A magnitude 5.6 undersea earthquake struck Japan on Monday off the coast of Fukushima prefecture, though there were no immediate reports of damages, reports BSS.
The quake struck at about 4:00 pm (0700 GMT) at a depth of some 28 kilometres (17 miles), the US Geological Survey said. There was no threat of a tsunami from the quake, the Japan Meteorological Agency said.
The crippled Fukushima Daiichi nuclear power plant, battered by a massive 2011 earthquake-generated tsunami and now undergoing decommissioning, has shown no irregularities in radiation levels, a spokesman for operator Tokyo Electric Power told reporters.
Japan sits at the junction of four tectonic plates and experiences a number of relatively violent quakes every year, but rigid building codes and their strict enforcement mean even strong tremors often do little damage.
But the massive undersea quake that hit in March 2011 sent a tsunami barreling into Japan’s northeast coast, leaving more than 18,000 people dead or missing, and sending three reactors into meltdown at the Fukushima nuclear plant.
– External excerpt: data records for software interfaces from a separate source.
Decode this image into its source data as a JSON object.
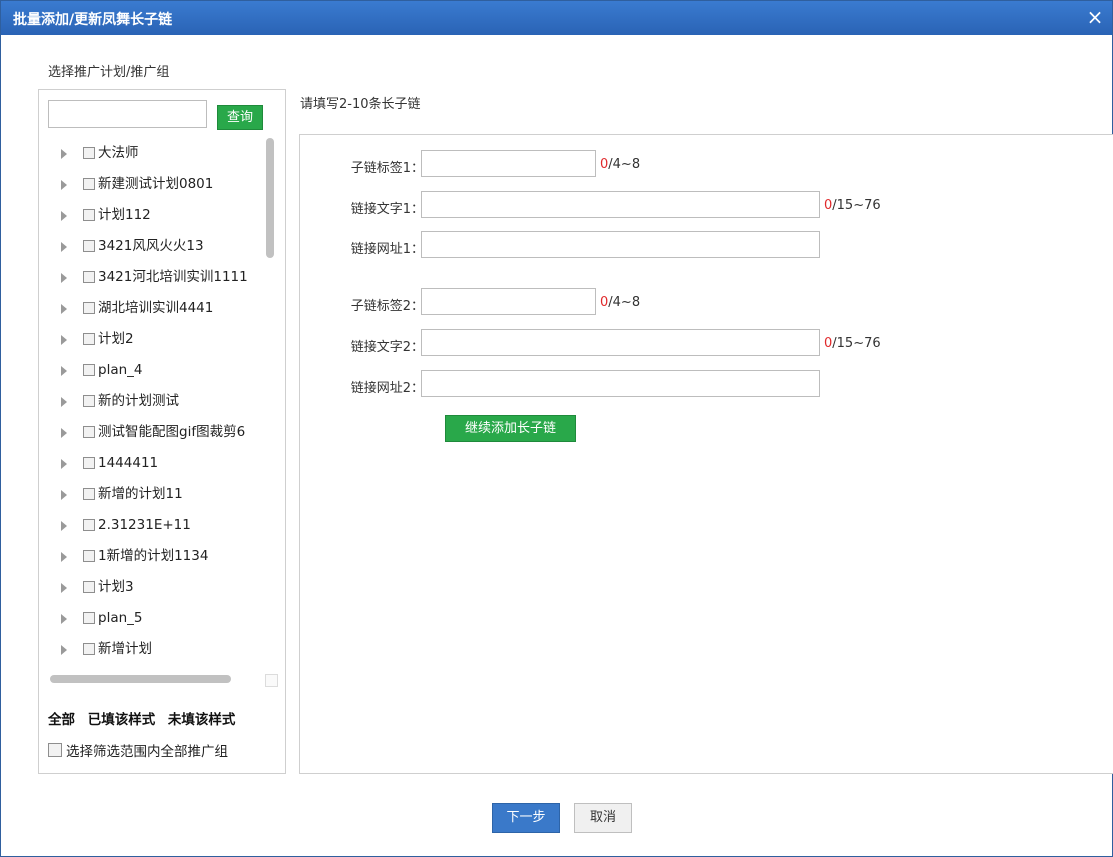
{
  "dialog": {
    "title": "批量添加/更新凤舞长子链",
    "close_label": "×"
  },
  "section_label": "选择推广计划/推广组",
  "search": {
    "value": "",
    "placeholder": "",
    "button_label": "查询"
  },
  "tree": {
    "items": [
      {
        "label": "大法师"
      },
      {
        "label": "新建测试计划0801"
      },
      {
        "label": "计划112"
      },
      {
        "label": "3421风风火火13"
      },
      {
        "label": "3421河北培训实训1111"
      },
      {
        "label": "湖北培训实训4441"
      },
      {
        "label": "计划2"
      },
      {
        "label": "plan_4"
      },
      {
        "label": "新的计划测试"
      },
      {
        "label": "测试智能配图gif图裁剪6"
      },
      {
        "label": "1444411"
      },
      {
        "label": "新增的计划11"
      },
      {
        "label": "2.31231E+11"
      },
      {
        "label": "1新增的计划1134"
      },
      {
        "label": "计划3"
      },
      {
        "label": "plan_5"
      },
      {
        "label": "新增计划"
      }
    ]
  },
  "filters": {
    "all": "全部",
    "filled": "已填该样式",
    "unfilled": "未填该样式"
  },
  "select_all_label": "选择筛选范围内全部推广组",
  "instruction": "请填写2-10条长子链",
  "links": [
    {
      "tag_label": "子链标签1：",
      "tag_value": "",
      "tag_count": "0",
      "tag_range": "/4~8",
      "text_label": "链接文字1：",
      "text_value": "",
      "text_count": "0",
      "text_range": "/15~76",
      "url_label": "链接网址1：",
      "url_value": ""
    },
    {
      "tag_label": "子链标签2：",
      "tag_value": "",
      "tag_count": "0",
      "tag_range": "/4~8",
      "text_label": "链接文字2：",
      "text_value": "",
      "text_count": "0",
      "text_range": "/15~76",
      "url_label": "链接网址2：",
      "url_value": ""
    }
  ],
  "add_button_label": "继续添加长子链",
  "footer": {
    "next_label": "下一步",
    "cancel_label": "取消"
  },
  "colors": {
    "title_bar": "#2d6cbf",
    "green_button": "#29a84a",
    "primary_button": "#3a79c9",
    "count_red": "#e0292b"
  }
}
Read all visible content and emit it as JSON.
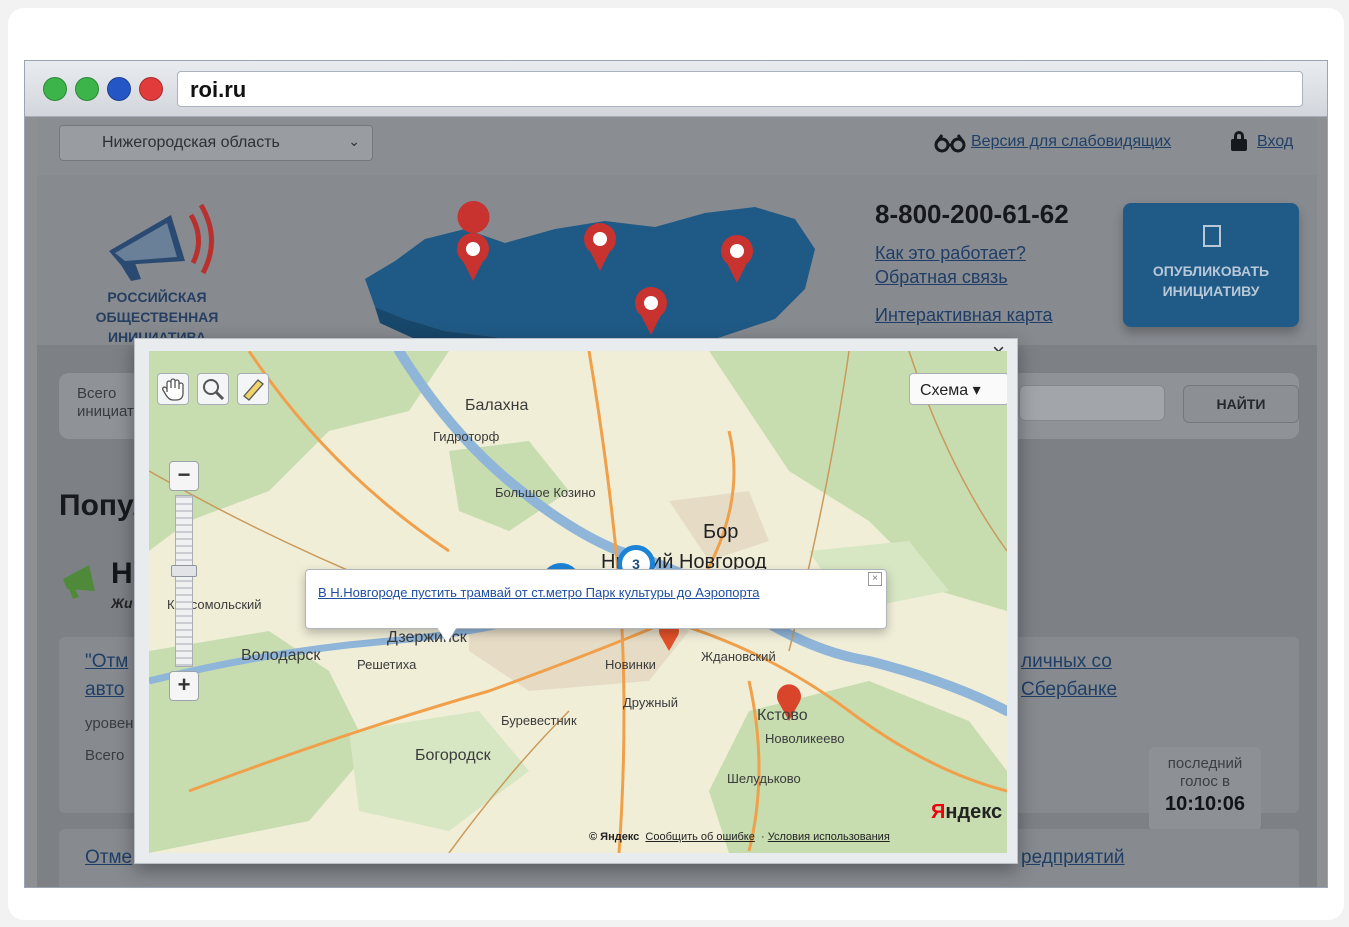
{
  "browser": {
    "url": "roi.ru",
    "dot_colors": [
      "#3cb44a",
      "#3cb44a",
      "#2457c5",
      "#e23b3b"
    ]
  },
  "topbar": {
    "region_select": "Нижегородская область",
    "accessibility_link": "Версия для слабовидящих",
    "login_link": "Вход"
  },
  "header": {
    "logo_lines": [
      "РОССИЙСКАЯ",
      "ОБЩЕСТВЕННАЯ",
      "ИНИЦИАТИВА"
    ],
    "phone": "8-800-200-61-62",
    "how_it_works": "Как это работает?",
    "feedback": "Обратная связь",
    "interactive_map": "Интерактивная карта",
    "publish_button": "ОПУБЛИКОВАТЬ ИНИЦИАТИВУ"
  },
  "search": {
    "total_label": "Всего инициатив",
    "find_button": "НАЙТИ"
  },
  "popular": {
    "title": "Популярные",
    "item_title": "Н",
    "item_sub": "Жи",
    "row1_link_a": "\"Отм",
    "row1_link_b": "авто",
    "row1_level": "уровень",
    "row1_total": "Всего",
    "row1_right_a": "личных со",
    "row1_right_b": "Сбербанке",
    "row2_link": "Отме",
    "row2_right": "редприятий"
  },
  "last_vote": {
    "label_line1": "последний",
    "label_line2": "голос в",
    "time": "10:10:06"
  },
  "map_dialog": {
    "close": "×",
    "scheme_button": "Схема ▾",
    "zoom_out": "−",
    "zoom_in": "+",
    "balloon_link": "В Н.Новгороде пустить трамвай от ст.метро Парк культуры до Аэропорта",
    "balloon_close": "×",
    "cluster_count": "3",
    "labels": {
      "balakhna": "Балахна",
      "gidrotorf": "Гидроторф",
      "bolshoe_kozino": "Большое Козино",
      "bor": "Бор",
      "nizhny": "Нижний Новгород",
      "dzerzhinsk": "Дзержинск",
      "volodarsk": "Володарск",
      "reshetikha": "Решетиха",
      "komsomolsky": "Комсомольский",
      "novinki": "Новинки",
      "zhdanovsky": "Ждановский",
      "druzhny": "Дружный",
      "burevestnik": "Буревестник",
      "kstovo": "Кстово",
      "novolikeevo": "Новоликеево",
      "bogorodsk": "Богородск",
      "sheludyakovo": "Шелудьково"
    },
    "footer_copyright": "© Яндекс",
    "footer_report": "Сообщить об ошибке",
    "footer_terms": "Условия использования",
    "yandex_logo": "Яндекс"
  }
}
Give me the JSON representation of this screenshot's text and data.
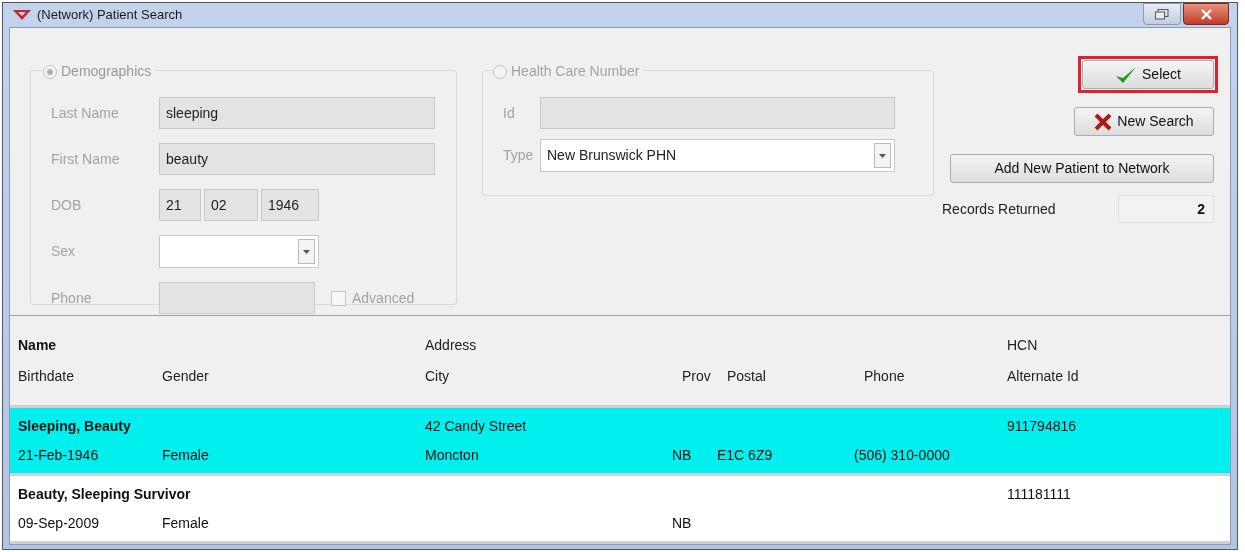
{
  "window": {
    "title": "(Network) Patient Search"
  },
  "demographics": {
    "label": "Demographics",
    "selected": true,
    "last_name": {
      "label": "Last Name",
      "value": "sleeping"
    },
    "first_name": {
      "label": "First Name",
      "value": "beauty"
    },
    "dob": {
      "label": "DOB",
      "day": "21",
      "month": "02",
      "year": "1946"
    },
    "sex": {
      "label": "Sex"
    },
    "phone": {
      "label": "Phone"
    },
    "advanced": {
      "label": "Advanced",
      "checked": false
    }
  },
  "health_care_number": {
    "label": "Health Care Number",
    "selected": false,
    "id": {
      "label": "Id"
    },
    "type": {
      "label": "Type",
      "value": "New Brunswick PHN"
    }
  },
  "buttons": [
    {
      "kind": "select",
      "label": "Select",
      "highlighted": true
    },
    {
      "kind": "new_search",
      "label": "New Search",
      "highlighted": false
    },
    {
      "kind": "add",
      "label": "Add New Patient to Network",
      "highlighted": false
    }
  ],
  "records_returned": {
    "label": "Records Returned",
    "value": "2"
  },
  "table": {
    "header_top": [
      "Name",
      "Address",
      "HCN"
    ],
    "header_bottom": [
      "Birthdate",
      "Gender",
      "City",
      "Prov",
      "Postal",
      "Phone",
      "Alternate Id"
    ],
    "rows": [
      {
        "name": "Sleeping, Beauty",
        "address": "42 Candy Street",
        "hcn": "911794816",
        "birthdate": "21-Feb-1946",
        "gender": "Female",
        "city": "Moncton",
        "prov": "NB",
        "postal": "E1C 6Z9",
        "phone": "(506) 310-0000",
        "selected": true
      },
      {
        "name": "Beauty, Sleeping Survivor",
        "hcn": "111181111",
        "birthdate": "09-Sep-2009",
        "gender": "Female",
        "prov": "NB",
        "selected": false
      }
    ]
  }
}
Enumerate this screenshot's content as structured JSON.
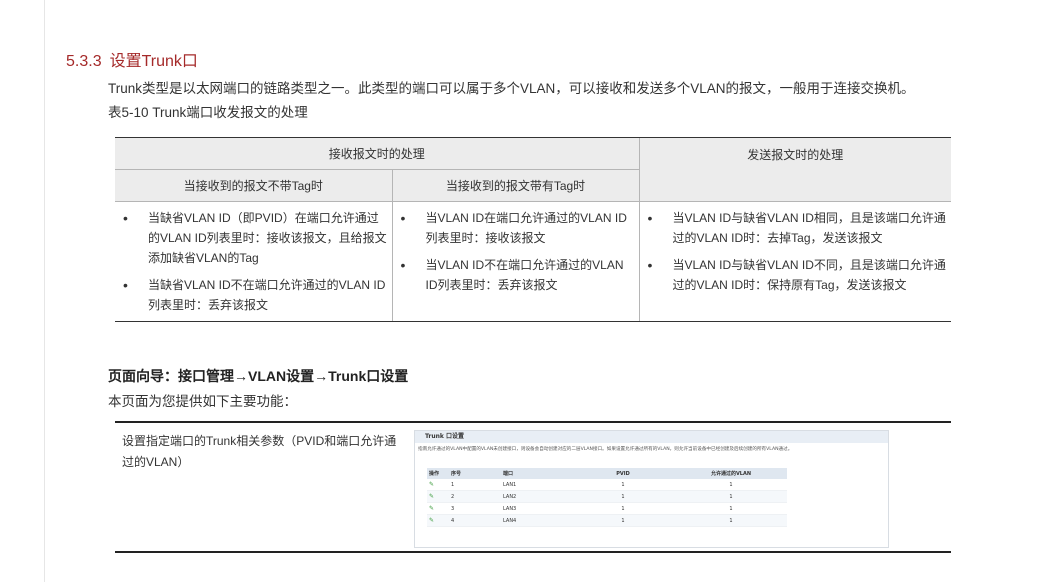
{
  "section": {
    "number": "5.3.3",
    "title": "设置Trunk口"
  },
  "intro_paragraph": "Trunk类型是以太网端口的链路类型之一。此类型的端口可以属于多个VLAN，可以接收和发送多个VLAN的报文，一般用于连接交换机。",
  "table_caption": "表5-10 Trunk端口收发报文的处理",
  "process_table": {
    "receive_header": "接收报文时的处理",
    "send_header": "发送报文时的处理",
    "untagged_header": "当接收到的报文不带Tag时",
    "tagged_header": "当接收到的报文带有Tag时",
    "untagged_items": [
      "当缺省VLAN ID（即PVID）在端口允许通过的VLAN ID列表里时：接收该报文，且给报文添加缺省VLAN的Tag",
      "当缺省VLAN ID不在端口允许通过的VLAN ID列表里时：丢弃该报文"
    ],
    "tagged_items": [
      "当VLAN ID在端口允许通过的VLAN ID列表里时：接收该报文",
      "当VLAN ID不在端口允许通过的VLAN ID列表里时：丢弃该报文"
    ],
    "send_items": [
      "当VLAN ID与缺省VLAN ID相同，且是该端口允许通过的VLAN ID时：去掉Tag，发送该报文",
      "当VLAN ID与缺省VLAN ID不同，且是该端口允许通过的VLAN ID时：保持原有Tag，发送该报文"
    ]
  },
  "page_guide": "页面向导：接口管理→VLAN设置→Trunk口设置",
  "features_intro": "本页面为您提供如下主要功能：",
  "feature": {
    "description": "设置指定端口的Trunk相关参数（PVID和端口允许通过的VLAN）",
    "screenshot": {
      "title": "Trunk 口设置",
      "note": "指南允许通过的VLAN中配置的VLAN未创建接口，则设备会自动创建对应的二层VLAN接口。如果设置允许通过所有的VLAN，则允许当前设备中已经创建及后续创建的所有VLAN通过。",
      "columns": [
        "操作",
        "序号",
        "端口",
        "PVID",
        "允许通过的VLAN"
      ],
      "rows": [
        {
          "no": "1",
          "port": "LAN1",
          "pvid": "1",
          "vlan": "1"
        },
        {
          "no": "2",
          "port": "LAN2",
          "pvid": "1",
          "vlan": "1"
        },
        {
          "no": "3",
          "port": "LAN3",
          "pvid": "1",
          "vlan": "1"
        },
        {
          "no": "4",
          "port": "LAN4",
          "pvid": "1",
          "vlan": "1"
        }
      ],
      "edit_icon": "pencil-icon",
      "colors": {
        "accent_green": "#3a9a3a",
        "header_bg": "#dfe7f0"
      }
    }
  },
  "colors": {
    "section_title": "#a52a2a",
    "table_header_bg": "#ececec"
  }
}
In April, two strong earthquakes hit southern Japan’s Kumamoto prefecture followed by more than 1,700 aftershocks, leaving 50 dead and causing widespread damage.